I use a Samsung Galaxy S5 phone, and have a 1st gen iPad that has been unused since iOS evolved away from it, as well as a Samsung Galaxy Tab3 that is still in its box and untouched.
While traveling I use a noise canceling headset both on trains and planes, and a Lumix TZ60 camera (although the camera on my phone is quite good and sometimes a speedy alternative). For internet on the road I use a Huawei Mifi, with a monthly 3GB data package that also includes data roaming across the EU (next to the 2GB data bundle and EU roaming on my phone).
My main and daily software tools are Tinderbox (for outlining, mapping, and getting to the point of writing), Evernote (the content part of my outboard brain) and Things (the task part of my outboard brain). LibreOffice for the usual, and Scrivener for longer writes (which talks to Tinderbox).

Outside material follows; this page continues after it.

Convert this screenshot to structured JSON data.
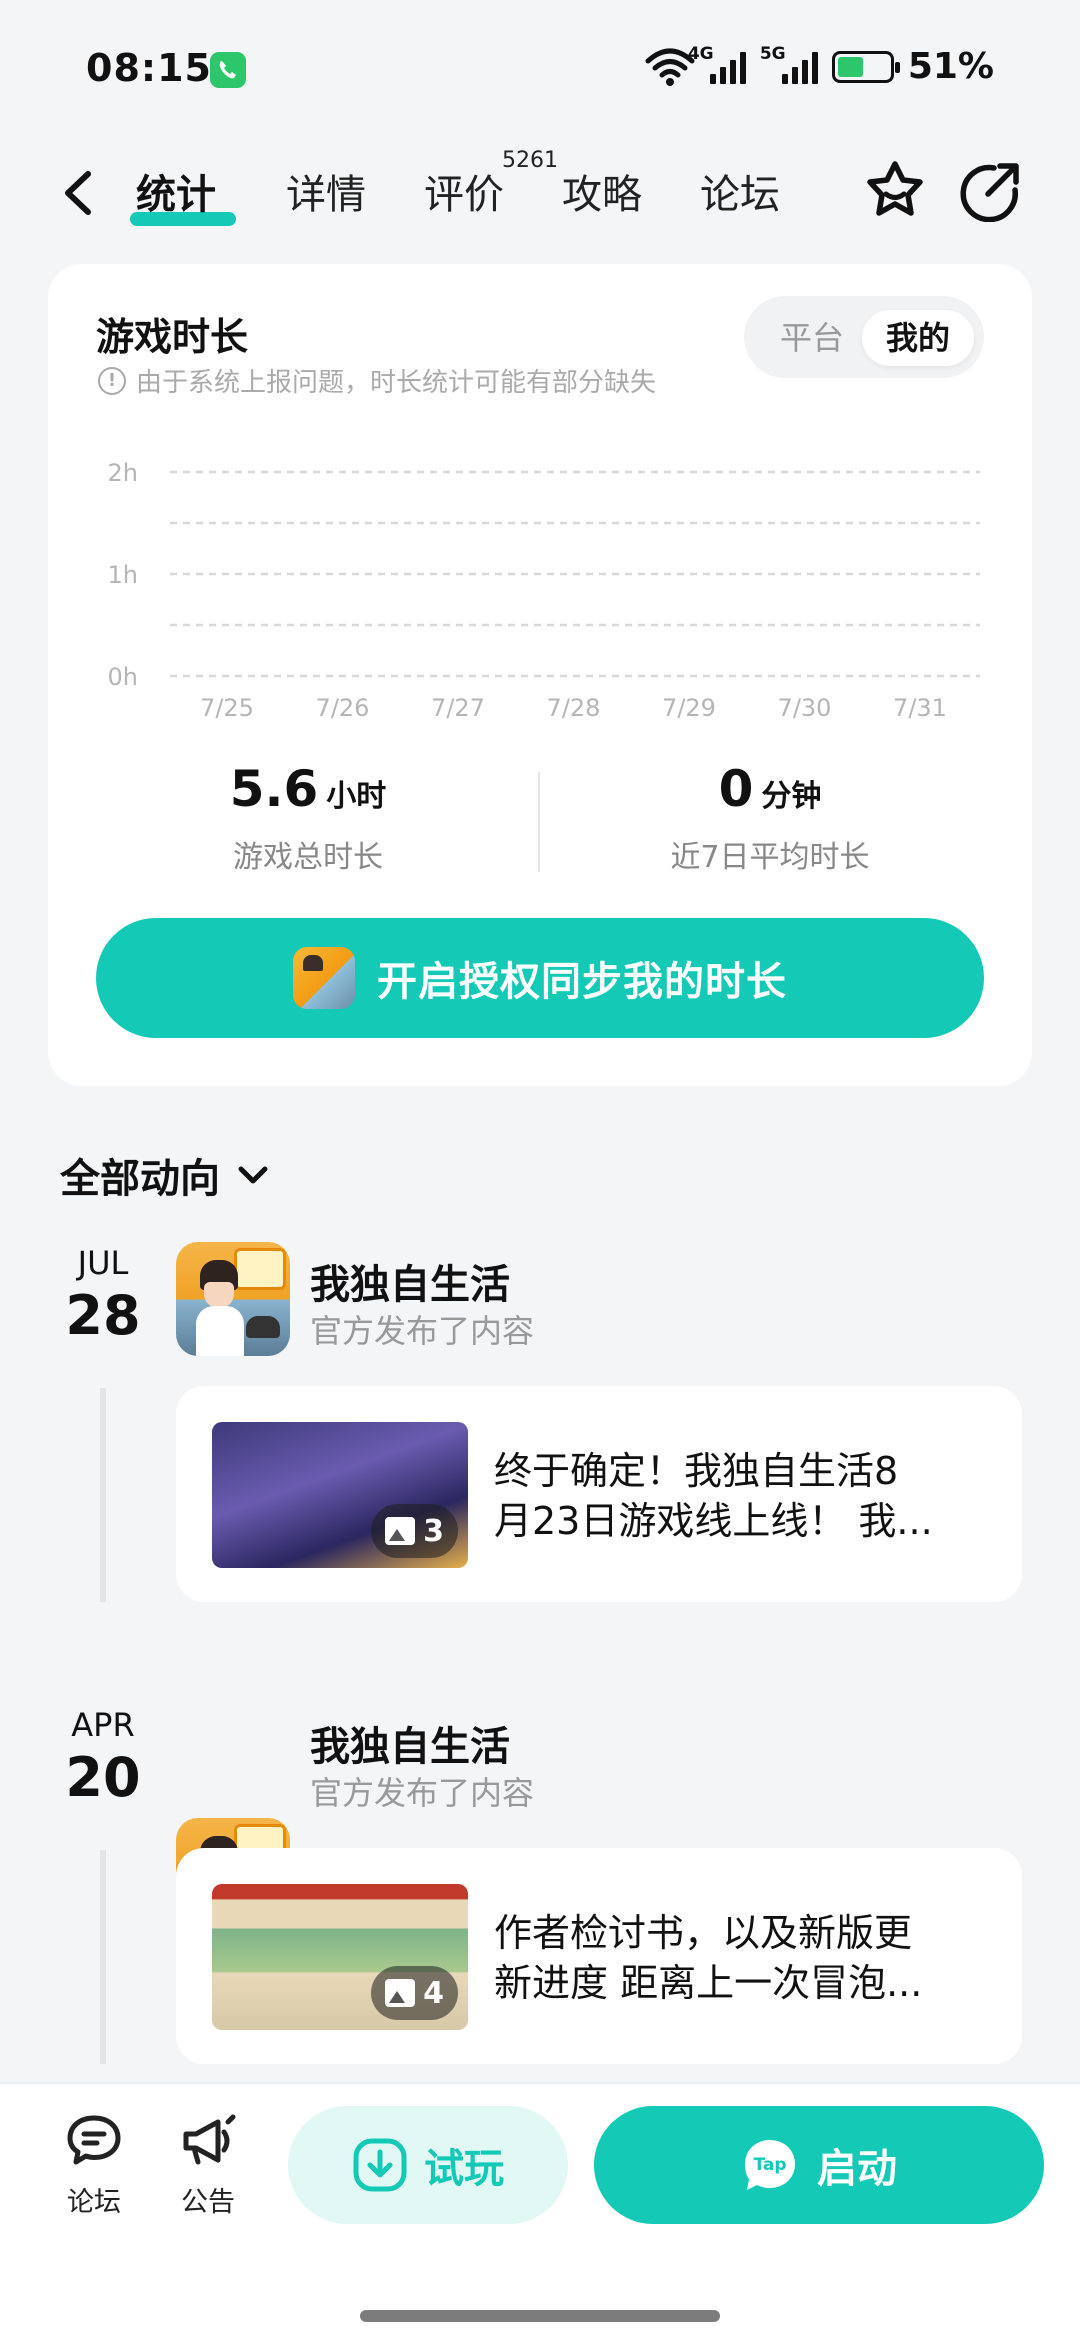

OwnCloud is what keeps my files synced to the VPS. Smultron for coding / text file editing, and Applescript plus Automator for some routine tasks (such as opening a new project, or populate a checklist for a new speaking gig.) Tweetdeck for a range of Twitter accounts. My VPS runs a script I call ‘Radar’ which is harvesting tweets about specific topics I’m interested in, and presenting me with an overview of URLs mentioned around those topics.
Owncloud running on my VPS (which has fully replaced Dropbox), including my company’s shared files is always in the background. Flickr for photo online back-up and sharing, with too much of history to move it all to something else. Podio for working with my The Green Land partners, and Slack for emergent work interaction with a team in open hardware. Diigo (with Delicious in the background) for bookmarking. And one that I would very much like to change: Gmail for all mail. I use it webbased for seamless experience with my other devices. This is the one element in my setup I’d like to change, getting out of gmail’s servers. And blogs of course: WordPress and some Drupal sites.
Most of the phone apps are there to have access to the same stuff as on my laptop. With some additions for travel: railroad apps for Netherlands and Germany (that also covers most of the rest of Europe), KLM and Amsterdam Airport apps. UberSocial Pro for Twitter, to maintain multiple accounts.
One app I am particularly fond off: LinkBubble. It opens links in the background from any of the other apps (like FB or Twitter), so you don’t break your flow in going through a social media stream. From LinkBubble I can easily share to Evernote, mail, or any other app.
I don’t have a lot of regular routines, as my calendar is very different from week to week. I do have a rhythm to my day though, getting up 6:30 and approaching things in various blocks (90min the largest), with focus work in the morning, less demanding stuff in the afternoon. I try to take walks a few times per week when I work from home.
I feel the need to travel a few times each year, to expose myself to different scenes, perspectives and views, so I try to make sure I always have some international work going on. I like to regularly immerse myself in different busy cities, but need the quiet to digest and think things through, and I hate it when I can only just jump from one thing to another without that digestion time. When that happens it makes me ‘forget’ things: last week I was in Kyrgyzstan and the day before I left we organized a conference with 125 people as end point to a year long project. Because of the work in Kyrgyzstan I mostly forgot about that conference the day before and what it signified. I went through the photos of the event this week to remember and relive and take note of what happened.
Every now and then I smoke a cigar, eat a raw herring, or eat a Hema smoked sausage with mustard when I land at Amsterdam airport.
Elmine and I enjoy traveling together, and enjoy good food. I do the cooking at home. We regularly take time to visit friends in various places, but still I think I see most of them not nearly enough by far. Doing a birthday unconference and bbq as we did last June with ‘Make Stuff that Matters’ to bring a wide diversity of people to our home is how we try to give something to our social network and which is a tremendous source of inspiration to ourselves.
That’s my setup. Yours?